Officially known as part of the the Principada de Asturias (Asturian Principality) the city of Gijon forms part of the modern day Spanish Principality of Asturias in Northern Spain.

Most of the Asturias is situated in a mountainous setting with vast greenery and lush vegetation making it part of Green Spain. The area is known as Green Spain because it has a wet and temperate oceanic climate with lush pastures and forests similar to that of Ireland or the west coast of France.

In the second half of the 1st century AD it was the Romans who moved to these northern areas of Spain in the area now known as Cerro de Santa Catalina. The objective of the Romans was to control an area which they believed was rich in gold deposits.

The Romans surrounded the city with a wall from which some remains still exist baptizing the areas with the name of Gigia Civitatis from where the name of Gijon originates.

With the fall of the Roman Empire and the Reconquest (Reconquista) of Spain the Kingdom of Asturias was founded in 718 by the Visogothic nobleman Pelagius.

However, due to different wars throughout the centuries this caused the city of Gijon to become completely uninhabited in the 4th, 14th and 15th centuries until the beginning of the 16th century. In was during the latter that the first port was built from which the important developments of the city of Gijon began.

On the shores of the Cantabrian Sea, Gijón offers an attractive combination of maritime tradition, monumental heritage and modern urban planning right on the seashore.

The club was established in 1905 with the name ‘Sporting Gijones’ with the first game of the club being dated 18th August 1907 against Sporting Ovetense.

The title Real Sporting Club Gijonés came about in 1912 when King Alfonso XIII accepted Royal patronage of the club for the Spanish Crown. He introduced the term ‘Real’ (Spanish for Royal) to its name meaning the club became Real Sporting Clube Gijones.

It was not until 2 April 1916, that a new name change took place and the club adopted the denomination, Real Sporting de Gijón.

After the era of General Franco (where Sporting were refused the right to use the word ‘Sporting’ in the club title) the club entered into a golden era of European participation and domestic success.

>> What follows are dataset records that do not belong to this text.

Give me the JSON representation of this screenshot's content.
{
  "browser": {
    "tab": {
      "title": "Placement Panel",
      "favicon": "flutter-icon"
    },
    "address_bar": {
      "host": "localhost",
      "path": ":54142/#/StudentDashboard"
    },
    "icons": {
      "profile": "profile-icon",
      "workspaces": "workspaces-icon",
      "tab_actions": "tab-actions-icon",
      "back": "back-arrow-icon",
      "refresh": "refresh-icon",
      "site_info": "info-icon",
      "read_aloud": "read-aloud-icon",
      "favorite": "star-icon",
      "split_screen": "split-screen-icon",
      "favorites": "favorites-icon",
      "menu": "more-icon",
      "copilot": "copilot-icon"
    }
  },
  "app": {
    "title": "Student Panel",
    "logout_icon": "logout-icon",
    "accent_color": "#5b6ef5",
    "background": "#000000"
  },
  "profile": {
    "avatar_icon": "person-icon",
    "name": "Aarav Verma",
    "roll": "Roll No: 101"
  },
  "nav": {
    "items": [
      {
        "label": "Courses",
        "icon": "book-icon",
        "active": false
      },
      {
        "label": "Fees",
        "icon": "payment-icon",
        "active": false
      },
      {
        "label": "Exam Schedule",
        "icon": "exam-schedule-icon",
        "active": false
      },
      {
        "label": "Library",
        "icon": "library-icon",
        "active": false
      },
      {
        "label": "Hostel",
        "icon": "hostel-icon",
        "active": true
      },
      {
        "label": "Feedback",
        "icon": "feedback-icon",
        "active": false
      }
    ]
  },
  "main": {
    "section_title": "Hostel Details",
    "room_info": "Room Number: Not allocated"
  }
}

Players like Quini and Antonio Maceda came to the fore making the 1978-79 season the best year in the history of the club. Copa Del Rey finals were reached in the early eighties (1981 and 1982) but both were lost to Barcelona and Real Madrid.

Nonetheless, these landmarks showed evidence of a club that had left its mark on the face of the Spanish game.

Real Sporting de Gijón have worn red and white striped jerseys since their inception, being the first Spanish team to wear red and white even before Atletico and Athletic Bilbao. The distinctive club badge of a triangle with ref and white vertical stripes with an ‘S’ (for Sporting) and ‘G’ (for Gijon) intertwined.

Full nameReal Sporting de Gijón
Nickname(s)Rojiblancos (Red-and-Whites)
Founded1 July 1905
GroundEl Molinón-Enrique Castro “Quini”
Capacity30,000